It must be true, it’s on the computer A generation learned to trust what the computer handed out. In a modern version of “it must be true, it’s in the papers,” the computer industry persuaded those who have now become middle and senior managers that, if it’s on a screen, it is true. So, as the Internet becomes a mixed medium of broadcasters, news content and mass mailings, all delivered on a screen, we find that each of these means of suspending the natural cynicism of the reader have combined to make the Internet user a willing victim of Internet fraud.
It’s not only middle managers, it’s everyone who has access to a screen. That’s one reason why we don’t question; one reason we do not think critically.
So, it appears that:
a) those that question are ostracised not embraced
b) those that do not question do not do so because the education system, in effect, teaches them not to and insists that they do not.
c) after education, they are required to live according to narrow bands of behaviour – at work and in society – which actively discourages independent thought
d) there are certain types of culture in which to question, especially to question authority, however that is defined, is punished. These are often political or religious but today anyone who disagrees with a view strongly held by another is likely to be attacked on social media. We hear the recently abused expression “call out” someone which is the social media term for disparaging them. It is no surprise that the expression has been co-opted from its original purpose which meant to tell someone to go outside for a fight.
e) some people are lazy and don’t want to question, much less work out what the answer to a question means and its effect.

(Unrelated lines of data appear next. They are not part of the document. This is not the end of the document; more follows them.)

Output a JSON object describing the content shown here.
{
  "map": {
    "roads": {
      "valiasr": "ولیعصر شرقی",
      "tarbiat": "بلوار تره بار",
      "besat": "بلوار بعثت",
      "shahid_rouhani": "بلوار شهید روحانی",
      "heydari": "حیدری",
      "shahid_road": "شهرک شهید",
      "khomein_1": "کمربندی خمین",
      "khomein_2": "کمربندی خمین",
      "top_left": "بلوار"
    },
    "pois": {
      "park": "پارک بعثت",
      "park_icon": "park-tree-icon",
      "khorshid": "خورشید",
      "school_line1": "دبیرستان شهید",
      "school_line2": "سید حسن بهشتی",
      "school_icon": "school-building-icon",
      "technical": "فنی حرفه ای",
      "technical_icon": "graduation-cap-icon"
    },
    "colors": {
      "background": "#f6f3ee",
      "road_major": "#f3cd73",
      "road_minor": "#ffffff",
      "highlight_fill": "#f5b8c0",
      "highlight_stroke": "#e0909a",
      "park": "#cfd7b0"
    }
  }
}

f) unpopular is it will be to say it, some people aren’t bright enough, and many others are too poorly educated, to question.
g) some people are, or think they are, too busy to do anything but rote learning and incantation. That’s fine if you are a monk but you should realise that the incantation is designed to help you clear your mind so that fresh thoughts can enter and be allowed to flourish.
In all of our courses, we say what the law and regulation is, we refer to the diktats of various bodies. And we not only question what they say but we explain why there’s a problem.
We don’t expressly teach you a course on critical thinking – we teach you to think at every moment of every minute of your working life. And when you invest in our learning for your staff, we teach them the same. We teach them to comply but to know why they must comply and we teach them how to consider information presented to them.
We deliver culture and we deliver understanding. That’s why what we do is so different to other courses: from the clerical workers to the main board, they learn to understand and to think.
I hadn’t realised that until I started to look at what I thought was a fad hiding behind a buzzword. It isn’t a fad at all – it’s important and it’s fundamental to the way organisations must operate to protect themselves. It’s common sense and it’s second nature to me that has, somehow, been lost to the wider population.
Fancy doing a test? The US Library of Congress has one for you – based on the events of 1668 when King Lous XIV of France was trying to make sure that his country did not lose its possessions in what would later become the USA. See http://www.loc.gov/teachers/classroommaterials/connections/france-americ…
HKU – Philosophy Department – Critical Thinking – online course https://philosophy.hku.hk/think/critical/ct.php – no charge to read.
Teaching critical thinking: Cultural challenges and strategies in Singapore – https://www.researchgate.net/publication/318166820_Teaching_critical_thi… free to read.
The Use and Abuse of the Internet in Fraud and Money Laundering (1999) International Review of Law, Computers and Technology Volume 13 Number 2, Pages 211-228, 1999.